Halite is a mineral while gypsum is a sediment.
Why are gypsum and Halite called evaporites?
Gypsum and halite are called evaporites because they are formed through the evaporation of water to form Crystals. Two examples of chemical rocks are calcite and dolomite.
How do you identify selenite and gypsum?
Selenite is a crystal form of gypsum, and both minerals can exhibit softness and one nice cleavage plane. Selenite typically contains traces of sulfur, while gypsum usually does not.
What are the characteristics of gypsum?
Gypsum is a soft, white mineral that has two characteristic cleavage planes parallel to the ground. Gypsum often appears as clear crystals or crystal fragments.

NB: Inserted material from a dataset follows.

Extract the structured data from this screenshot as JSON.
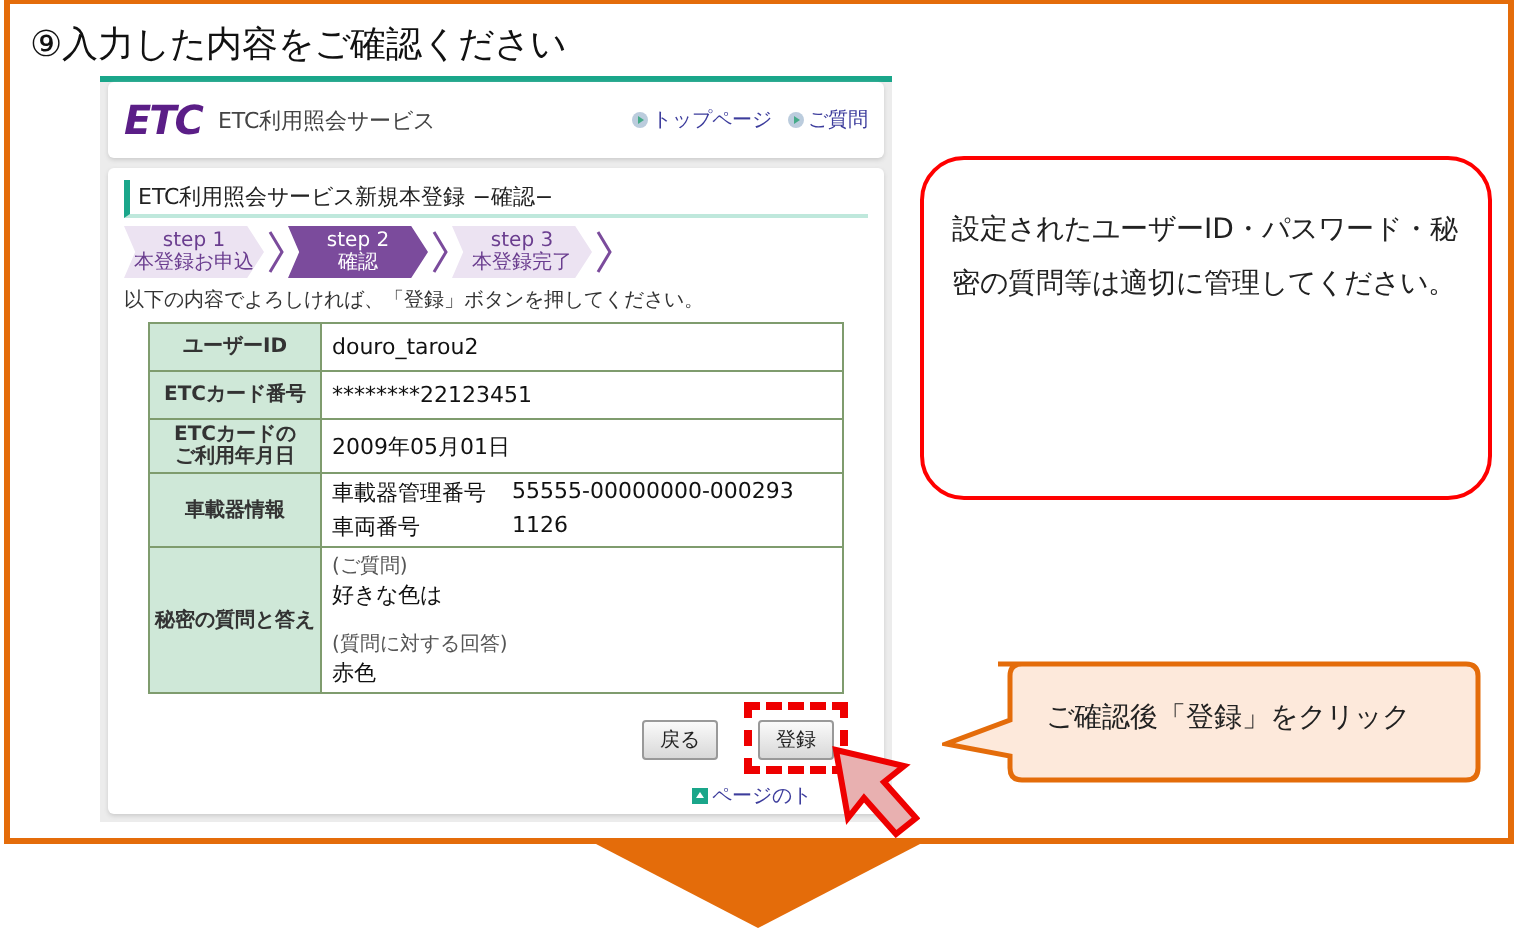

What is the chemical name of halite and gypsum?
Halite (NaCl) and Gypsum (CaSO4·2H2O) are both composed of the elements sodium and calcium.
What is the difference between calcium sulfate and gypsum?
CaSO4·2H2O is the mineral form of gypsum while CaSO4 is the mineral form of calcium sulfate. Gypsum is more soluble in water than calcium sulfate.
What are evaporite halides?
The halides are chloride (Cl-), bromide (Br-), and iodide (I-).
How do evaporite minerals form?
A mineral comes into contact with water and the water vaporizes (turns into a gas). The minerals are small enough to be absorbed by the water vapor, and they're deposited on the bottom as sediment. Over time, more water vapor dissolves the minerals from the sediment and it forms another layer of mineral-rich water above the original one.
What is the difference between evaporite and sylvite?
Evaporite minerals, such as potassium chloride or KCl, contain more water than sylvite. This difference in water content gives evaporite minerals a sharp, bitter taste when compared to sylvite.
Is selenite the same as gypsum?
Selenite is not a mineral but a variety of gypsum. The two minerals can be easily confused since selenite is usually light-colored and has a crystalline structure, while gypsum is usually pale yellow or brown and has an equant crystal structure.
What is selenite?
Selenite is an intrusive mineral, meaning that it forms when the force of an underground molten rock melts solid rocks above it. Selenite can come in many different colors, but is usually black or brown. It's often found near fault lines or other sources of earthquakes. Selenite is also used as a gemstone.
What are crystal habit varieties of the mineral gypsum?
The crystal habit varieties of the mineral gypsum are wand, star, cluster, or prismatic.
Are gypsum crystals transparent?
Most gypsum crystals are transparent.
What is gypsum used for in construction?
Gypsum is used for all sorts of applications in the construction industry - both as a plaster of paris and filler in concrete, block, and masonry products. It is also used as a retarder in portland cement.
What is gypsum plasterboard used for?
Gypsum plasterboard is typically used as a finish for walls and ceilings, and for partitions.